To comply with the latest wave of sanctions, Nvidia has been developing less powerful versions of their chips for sale in China, including the HGX H20, L20 PCIe, and L2 PCIe chips. The semiconductors are less powerful variants of existing products, designed to abide by the export rules.

According to the report, the Harbin Institute of Technology and the University of Electronic Science and Technology of China - two establishments subject to individual US export restrictions - were both shown to have purchased restricted GPUs. Reuters claims the Harbin Institute bought six Nvidia A100 chips in May 2023 to train a LLM, while the University of Electronic Science and Technology of China purchased one A100 for an unknown purpose.

Reuters also reported that an unnamed People's Liberation Army entity had attempted to purchase three A100 chips and one H100 chip, however, the outlet said that due to the documents being heavily redacted, it could not confirm the reason for the attempted purchase or if the tender was successful.

The news came in the same week that the FT reported Chinese companies were repurposing Nvidia gaming chips by installing their core components onto new circuit boards to power AI hardware.

Chinese chip imports in decline

Overall, the semiconductor industry has seen a widespread decline over the last 12 months, with Gartner reporting that global revenue fell 11 percent in 2023 to $534 billion, with only nine of the top 25 vendors as ranked by Gartner posting revenue growth.

Declines in revenue for Intel, Samsung Electronics, Qualcomm, AMD, and SK Hynix illustrate the weakening in global demand for semiconductors throughout 2023.

This weakened demand combined with widespread US export sanctions has led to chip imports to China reaching a historic year-over-year decrease, with the shipment volume to the country declining by 10.8 percent, according to a report by Bloomberg.

Furthermore, the value of semiconductor imports to China fell 15.4 percent, further demonstrating that despite efforts by Chinese institutions to get their hands on banned high-powered chips, US sanctions are having the desired effect of stopping China from purchasing expensive semiconductors.

However, the decline in Chinese chip imports is likely to also tally with the country’s efforts to increase its domestic semiconductor manufacturing capabilities.

In August 2023, Huawei was accused by the Semiconductor Industry Association (SIA) of building a collection of secret semiconductor fabrication facilities in China to circumnavigate US sanctions. The SIA said it believed Huawei was building these facilities under the names of other companies without disclosing its involvement.
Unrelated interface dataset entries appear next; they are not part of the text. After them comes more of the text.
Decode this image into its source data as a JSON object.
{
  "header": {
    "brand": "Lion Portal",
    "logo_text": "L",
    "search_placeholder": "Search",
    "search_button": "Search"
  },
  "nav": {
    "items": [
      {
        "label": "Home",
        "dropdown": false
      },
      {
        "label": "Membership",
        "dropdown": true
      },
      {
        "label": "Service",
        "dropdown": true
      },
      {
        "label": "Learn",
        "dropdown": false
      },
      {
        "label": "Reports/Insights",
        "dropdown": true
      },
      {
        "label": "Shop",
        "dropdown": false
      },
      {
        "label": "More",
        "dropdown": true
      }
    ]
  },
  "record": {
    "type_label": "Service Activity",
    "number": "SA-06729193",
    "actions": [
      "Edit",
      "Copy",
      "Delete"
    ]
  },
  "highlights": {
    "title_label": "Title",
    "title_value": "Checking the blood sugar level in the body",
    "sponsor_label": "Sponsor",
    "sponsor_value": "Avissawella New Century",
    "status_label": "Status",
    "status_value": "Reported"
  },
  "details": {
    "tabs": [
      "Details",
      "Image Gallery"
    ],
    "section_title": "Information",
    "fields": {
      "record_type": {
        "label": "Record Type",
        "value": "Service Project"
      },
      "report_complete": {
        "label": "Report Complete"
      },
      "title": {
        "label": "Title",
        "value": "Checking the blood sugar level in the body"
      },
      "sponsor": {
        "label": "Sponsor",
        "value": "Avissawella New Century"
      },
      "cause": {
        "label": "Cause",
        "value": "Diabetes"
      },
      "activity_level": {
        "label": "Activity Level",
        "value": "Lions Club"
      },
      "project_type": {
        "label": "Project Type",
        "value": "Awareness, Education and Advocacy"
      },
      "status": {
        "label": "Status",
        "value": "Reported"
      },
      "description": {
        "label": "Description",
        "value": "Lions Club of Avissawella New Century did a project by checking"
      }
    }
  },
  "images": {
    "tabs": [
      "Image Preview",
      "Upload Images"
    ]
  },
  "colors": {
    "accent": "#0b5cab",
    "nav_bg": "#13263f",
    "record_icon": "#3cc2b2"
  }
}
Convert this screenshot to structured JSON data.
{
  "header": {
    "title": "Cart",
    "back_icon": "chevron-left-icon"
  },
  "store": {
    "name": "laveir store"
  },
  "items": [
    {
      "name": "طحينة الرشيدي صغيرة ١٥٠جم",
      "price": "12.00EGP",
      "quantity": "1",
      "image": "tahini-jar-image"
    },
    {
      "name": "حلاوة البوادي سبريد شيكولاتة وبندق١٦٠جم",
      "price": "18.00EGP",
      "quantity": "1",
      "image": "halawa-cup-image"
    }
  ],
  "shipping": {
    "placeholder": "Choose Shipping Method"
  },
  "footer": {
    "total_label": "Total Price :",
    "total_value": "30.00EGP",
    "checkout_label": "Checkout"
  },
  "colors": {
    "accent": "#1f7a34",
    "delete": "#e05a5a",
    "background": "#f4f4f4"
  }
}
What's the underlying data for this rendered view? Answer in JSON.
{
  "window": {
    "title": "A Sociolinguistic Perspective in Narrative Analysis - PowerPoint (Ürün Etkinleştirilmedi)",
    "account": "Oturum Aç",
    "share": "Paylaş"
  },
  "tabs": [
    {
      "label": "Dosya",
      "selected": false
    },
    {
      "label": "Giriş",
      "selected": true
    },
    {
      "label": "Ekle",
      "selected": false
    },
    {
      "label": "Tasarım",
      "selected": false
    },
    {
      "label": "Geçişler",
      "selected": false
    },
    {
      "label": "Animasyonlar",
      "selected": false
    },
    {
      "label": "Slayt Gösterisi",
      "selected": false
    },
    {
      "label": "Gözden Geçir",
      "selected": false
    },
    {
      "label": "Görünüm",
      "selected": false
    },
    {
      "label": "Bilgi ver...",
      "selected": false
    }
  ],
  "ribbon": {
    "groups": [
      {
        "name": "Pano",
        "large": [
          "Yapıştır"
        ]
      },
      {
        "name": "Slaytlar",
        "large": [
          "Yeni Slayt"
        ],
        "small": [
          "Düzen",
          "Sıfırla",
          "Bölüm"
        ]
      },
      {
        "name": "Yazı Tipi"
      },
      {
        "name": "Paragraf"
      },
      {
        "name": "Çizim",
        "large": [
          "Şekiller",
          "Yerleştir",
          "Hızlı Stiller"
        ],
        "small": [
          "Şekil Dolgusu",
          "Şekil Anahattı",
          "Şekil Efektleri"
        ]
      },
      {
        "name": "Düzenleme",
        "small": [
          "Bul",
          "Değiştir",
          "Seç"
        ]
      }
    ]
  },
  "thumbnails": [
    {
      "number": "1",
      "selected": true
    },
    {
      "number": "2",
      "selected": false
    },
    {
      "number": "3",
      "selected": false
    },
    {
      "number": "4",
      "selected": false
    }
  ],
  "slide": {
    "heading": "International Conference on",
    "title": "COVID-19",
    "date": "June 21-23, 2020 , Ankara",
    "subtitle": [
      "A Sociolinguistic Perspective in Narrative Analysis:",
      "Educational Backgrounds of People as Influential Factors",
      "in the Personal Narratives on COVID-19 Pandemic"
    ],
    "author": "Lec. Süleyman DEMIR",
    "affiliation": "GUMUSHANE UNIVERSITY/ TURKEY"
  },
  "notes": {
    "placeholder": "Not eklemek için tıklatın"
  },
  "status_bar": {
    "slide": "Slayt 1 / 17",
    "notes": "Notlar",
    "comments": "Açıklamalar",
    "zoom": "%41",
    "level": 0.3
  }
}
In September of that same year, Reuters reported that in an effort to catch up with Western chip manufacturing practices, the Chinese government was set to launch a third round of a state-backed investment fund that would raise approximately $40bn to support the country’s domestic semiconductor sector.

Launched by the China Integrated Circuit Industry Investment Fund, also known as the Big Fund, Reuters reported that the funds would be used to invest in equipment for manufacturing semiconductors.